Photo Credit
Photo courtesy of www.bentler.us.

Rocky mountain maple

Scientific name
Acer glabrum
Also Known As
Douglas maple, Mountain maple
Plant Family
Rocky mountain maple trees have small, rounded, 3 to 5 lobed leaves. The leaves also have two sizes of pointed teeth which distinguish it from red maples.
Identification Hints

Rocky mountain maple trees have small, rounded, 3 to 5 lobed leaves. The leaves also have two sizes of pointed teeth which distinguish it from red maples. The flowers of Rocky mountain maple are small and yellowish-green. The fruits are samaras (wing-like and sometimes referred to as "helicopters").

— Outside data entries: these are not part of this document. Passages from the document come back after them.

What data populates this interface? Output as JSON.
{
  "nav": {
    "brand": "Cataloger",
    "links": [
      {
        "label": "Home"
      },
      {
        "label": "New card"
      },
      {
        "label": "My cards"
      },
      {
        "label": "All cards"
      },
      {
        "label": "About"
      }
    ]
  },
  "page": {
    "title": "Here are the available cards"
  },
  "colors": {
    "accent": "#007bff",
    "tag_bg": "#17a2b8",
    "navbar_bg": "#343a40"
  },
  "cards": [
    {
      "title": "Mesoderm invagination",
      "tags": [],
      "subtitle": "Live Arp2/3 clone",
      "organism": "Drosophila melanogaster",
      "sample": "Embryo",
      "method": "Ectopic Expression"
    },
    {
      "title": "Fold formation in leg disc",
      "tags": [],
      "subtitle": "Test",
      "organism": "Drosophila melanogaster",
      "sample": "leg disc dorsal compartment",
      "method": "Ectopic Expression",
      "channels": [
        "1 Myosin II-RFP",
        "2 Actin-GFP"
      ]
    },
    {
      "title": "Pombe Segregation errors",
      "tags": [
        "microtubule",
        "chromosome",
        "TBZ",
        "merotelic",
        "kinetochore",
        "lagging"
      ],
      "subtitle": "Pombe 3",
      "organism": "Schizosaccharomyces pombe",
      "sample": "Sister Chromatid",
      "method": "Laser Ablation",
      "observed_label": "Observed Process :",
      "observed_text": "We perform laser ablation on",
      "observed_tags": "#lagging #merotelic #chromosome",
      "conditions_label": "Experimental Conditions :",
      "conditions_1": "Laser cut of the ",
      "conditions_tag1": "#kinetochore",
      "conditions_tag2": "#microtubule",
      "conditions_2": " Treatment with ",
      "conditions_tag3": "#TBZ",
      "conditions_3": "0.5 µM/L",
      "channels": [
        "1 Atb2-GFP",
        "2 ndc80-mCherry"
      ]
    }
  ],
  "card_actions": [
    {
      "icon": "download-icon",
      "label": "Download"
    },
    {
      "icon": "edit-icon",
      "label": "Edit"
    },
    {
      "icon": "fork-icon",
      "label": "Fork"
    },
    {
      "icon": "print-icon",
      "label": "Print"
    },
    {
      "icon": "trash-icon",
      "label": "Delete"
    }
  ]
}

Did You Know?

Rocky Mountain maple is a highly valued big game browse species. Moose, elk, mule deer, and white-tailed deer to varying degrees throughout the year eat its leaves and twigs, but it is especially important as a winter food source.Contributed By: USDA NRCS National Plant Data Center and the Biota of North America Program.

Leaves
Leaves are a shiny dark green on the topside, paler or whitish on the underside, with a reddish stem. They are usually oval-shaped with a double-toothed edge, occurring in clumps of 3 to 5. Sometimes they are more lance-shaped and occur in clumps of 3.
Flowers
Small greenish-yellow clusters on drooping stalks. Flowers bloom from mid-spring to summer (April to July), depending on location.
Fruits
The fruit is a double samara ("helicopter") with wings that are 2.5 cm long. They sometimes have a reddish tint when ripe.
Bark
Thin, tight, and smooth; gray or brown.
Habitat
Rocky mountain maple grows at moist but well-drained seepage sites, mostly in rocky areas, along stream banks, moist slopes, canyons, and ravines, sometimes dry ridges, at low to middle elevations and moist sites in high mountains.
States
AK, AZ, CA, CO, ID, MT, NE, NM, NV, OR, SD, UT, WA, WY